━━ INFORMATION SHOWN

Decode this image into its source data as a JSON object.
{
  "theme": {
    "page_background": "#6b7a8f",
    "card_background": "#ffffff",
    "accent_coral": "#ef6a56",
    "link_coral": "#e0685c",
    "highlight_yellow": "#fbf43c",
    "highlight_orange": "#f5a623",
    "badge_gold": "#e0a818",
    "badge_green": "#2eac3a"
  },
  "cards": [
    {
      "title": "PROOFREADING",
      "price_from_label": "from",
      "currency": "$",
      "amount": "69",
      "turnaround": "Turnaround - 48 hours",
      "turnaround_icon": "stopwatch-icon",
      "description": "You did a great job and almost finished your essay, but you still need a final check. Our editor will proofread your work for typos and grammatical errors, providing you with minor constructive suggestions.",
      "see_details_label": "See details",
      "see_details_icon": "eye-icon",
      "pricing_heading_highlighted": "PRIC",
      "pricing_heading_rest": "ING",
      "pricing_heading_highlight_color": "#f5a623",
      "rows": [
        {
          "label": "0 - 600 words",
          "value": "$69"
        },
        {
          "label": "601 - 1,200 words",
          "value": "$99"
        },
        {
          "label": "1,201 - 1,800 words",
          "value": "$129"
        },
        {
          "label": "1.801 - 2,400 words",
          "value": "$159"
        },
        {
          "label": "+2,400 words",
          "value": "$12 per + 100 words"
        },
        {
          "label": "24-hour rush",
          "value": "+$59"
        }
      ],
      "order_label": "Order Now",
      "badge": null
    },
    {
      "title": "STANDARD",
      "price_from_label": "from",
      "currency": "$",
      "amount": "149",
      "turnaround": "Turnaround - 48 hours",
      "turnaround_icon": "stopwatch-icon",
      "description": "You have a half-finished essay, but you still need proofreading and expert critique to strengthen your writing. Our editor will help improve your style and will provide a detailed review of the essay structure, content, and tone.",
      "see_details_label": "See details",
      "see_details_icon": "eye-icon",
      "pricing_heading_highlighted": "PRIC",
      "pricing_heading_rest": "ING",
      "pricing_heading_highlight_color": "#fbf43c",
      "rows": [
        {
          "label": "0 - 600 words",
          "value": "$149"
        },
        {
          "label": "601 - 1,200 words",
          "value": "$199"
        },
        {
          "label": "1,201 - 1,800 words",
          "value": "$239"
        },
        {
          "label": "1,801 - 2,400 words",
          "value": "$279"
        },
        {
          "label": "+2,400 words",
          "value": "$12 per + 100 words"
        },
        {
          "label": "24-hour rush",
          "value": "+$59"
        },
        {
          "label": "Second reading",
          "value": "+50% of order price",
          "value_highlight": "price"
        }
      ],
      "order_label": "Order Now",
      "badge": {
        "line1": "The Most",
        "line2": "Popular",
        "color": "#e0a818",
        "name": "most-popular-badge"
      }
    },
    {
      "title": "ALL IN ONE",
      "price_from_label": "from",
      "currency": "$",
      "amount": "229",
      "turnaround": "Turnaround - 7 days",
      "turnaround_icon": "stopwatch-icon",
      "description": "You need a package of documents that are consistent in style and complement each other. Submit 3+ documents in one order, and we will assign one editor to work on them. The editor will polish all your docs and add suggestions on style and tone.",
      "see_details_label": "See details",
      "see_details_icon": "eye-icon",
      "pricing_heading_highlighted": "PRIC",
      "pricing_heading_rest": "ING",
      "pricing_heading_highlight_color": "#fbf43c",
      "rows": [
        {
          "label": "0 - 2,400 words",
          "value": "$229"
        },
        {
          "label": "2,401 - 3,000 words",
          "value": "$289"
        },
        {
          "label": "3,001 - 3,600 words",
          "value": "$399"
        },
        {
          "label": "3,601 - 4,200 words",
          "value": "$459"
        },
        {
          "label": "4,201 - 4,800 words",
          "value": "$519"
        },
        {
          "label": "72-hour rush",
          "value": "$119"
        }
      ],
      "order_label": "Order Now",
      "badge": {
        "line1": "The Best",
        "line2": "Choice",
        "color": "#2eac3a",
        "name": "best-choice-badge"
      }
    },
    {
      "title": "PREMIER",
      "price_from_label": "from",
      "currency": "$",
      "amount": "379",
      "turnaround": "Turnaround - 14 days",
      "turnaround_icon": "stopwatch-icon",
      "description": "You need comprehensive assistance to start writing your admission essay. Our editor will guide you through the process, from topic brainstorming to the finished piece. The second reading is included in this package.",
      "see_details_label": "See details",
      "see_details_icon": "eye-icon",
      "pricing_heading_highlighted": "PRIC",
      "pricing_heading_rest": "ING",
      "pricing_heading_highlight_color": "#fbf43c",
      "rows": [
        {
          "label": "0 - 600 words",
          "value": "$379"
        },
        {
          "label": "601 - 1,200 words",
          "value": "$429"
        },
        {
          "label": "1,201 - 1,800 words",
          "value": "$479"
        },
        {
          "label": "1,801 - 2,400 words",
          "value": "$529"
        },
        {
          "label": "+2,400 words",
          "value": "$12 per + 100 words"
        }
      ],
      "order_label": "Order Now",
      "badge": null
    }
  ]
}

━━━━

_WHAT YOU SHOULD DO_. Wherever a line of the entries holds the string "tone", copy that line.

_WRITTEN RESPONSE_.
      "description": "You have a half-finished essay, but you still need proofreading and expert critique to strengthen your writing. Our editor will help improve your style and will provide a detailed review of the essay structure, content, and tone.",
      "description": "You need a package of documents that are consistent in style and complement each other. Submit 3+ documents in one order, and we will assign one editor to work on them. The editor will polish all your docs and add suggestions on style and tone.",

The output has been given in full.